said, he had the authority of a medical gentleman of high respectability for saying that, under the present system, the mortality amongst foundlings was perfectly frightful. The chances were one hundred to one against foundling children reaching the age of one year. The child was found in the ordinary course, half dead with cold and exposure, and brought to the workhouse, but too late for any good by the time the relieving officer could find a nurse. Under the old system, it was imperative on the authorities to take those children to nurse at once, and many lives were saved in that way. The mortality at present was frightful, and he hoped they would revert to the old system; or, at any rate, take some steps to put an end to a state of things which was dis- graceful to the age and their common Christianity.


said, he would request the right hon.
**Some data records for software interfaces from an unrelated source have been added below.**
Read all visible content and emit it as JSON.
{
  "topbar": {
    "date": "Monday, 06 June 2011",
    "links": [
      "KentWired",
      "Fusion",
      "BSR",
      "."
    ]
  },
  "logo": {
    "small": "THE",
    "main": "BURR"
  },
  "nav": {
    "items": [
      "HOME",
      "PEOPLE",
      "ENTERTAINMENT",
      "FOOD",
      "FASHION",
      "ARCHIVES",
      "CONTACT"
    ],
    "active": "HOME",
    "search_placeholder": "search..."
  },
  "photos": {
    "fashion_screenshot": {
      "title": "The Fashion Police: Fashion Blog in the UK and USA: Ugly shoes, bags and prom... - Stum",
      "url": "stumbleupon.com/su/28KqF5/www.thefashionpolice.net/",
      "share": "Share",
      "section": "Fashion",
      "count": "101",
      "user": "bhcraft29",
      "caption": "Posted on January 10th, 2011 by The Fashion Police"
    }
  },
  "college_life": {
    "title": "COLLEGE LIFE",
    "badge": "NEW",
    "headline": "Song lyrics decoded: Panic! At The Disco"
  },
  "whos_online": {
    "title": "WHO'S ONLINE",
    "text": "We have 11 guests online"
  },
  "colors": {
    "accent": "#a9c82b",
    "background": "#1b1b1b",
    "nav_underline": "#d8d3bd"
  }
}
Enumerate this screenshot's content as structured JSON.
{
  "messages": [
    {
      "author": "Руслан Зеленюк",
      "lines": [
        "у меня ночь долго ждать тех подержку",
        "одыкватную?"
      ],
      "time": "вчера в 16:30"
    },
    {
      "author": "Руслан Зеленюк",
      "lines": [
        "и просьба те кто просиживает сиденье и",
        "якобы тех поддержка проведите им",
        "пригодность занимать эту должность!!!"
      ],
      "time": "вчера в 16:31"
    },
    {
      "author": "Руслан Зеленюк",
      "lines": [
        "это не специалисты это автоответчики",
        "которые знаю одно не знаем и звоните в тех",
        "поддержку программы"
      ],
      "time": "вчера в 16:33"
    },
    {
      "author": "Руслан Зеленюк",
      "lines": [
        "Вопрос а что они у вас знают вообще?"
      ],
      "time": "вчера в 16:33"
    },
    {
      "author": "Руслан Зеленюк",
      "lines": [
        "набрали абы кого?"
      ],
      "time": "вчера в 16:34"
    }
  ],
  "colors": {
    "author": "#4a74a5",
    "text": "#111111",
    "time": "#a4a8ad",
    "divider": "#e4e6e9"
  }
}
Gentleman the Secretary for Ireland to reconsider the 4th clause of the Bill, for he felt convinced, after a long experience of Poor Law management in Ireland, that that clause would, in all probability, give rise to great abuses.


said, he wished to know whether the limits of age in regard to deserted children, fixed by the Grand Jury Act, would, in future, apply to the Poor Law system. He was of opinion that those limits should be maintained, because it was, unfortunately, true that even now the deserted children died in a manner which was a disgrace to those who had the control of that portion of the Poor Law applying to the case. With regard to the 4th clause, he conceived that to contain a very useful provision.

Motion agreed to.

Bill read 2°; and committed for Thursdaynext.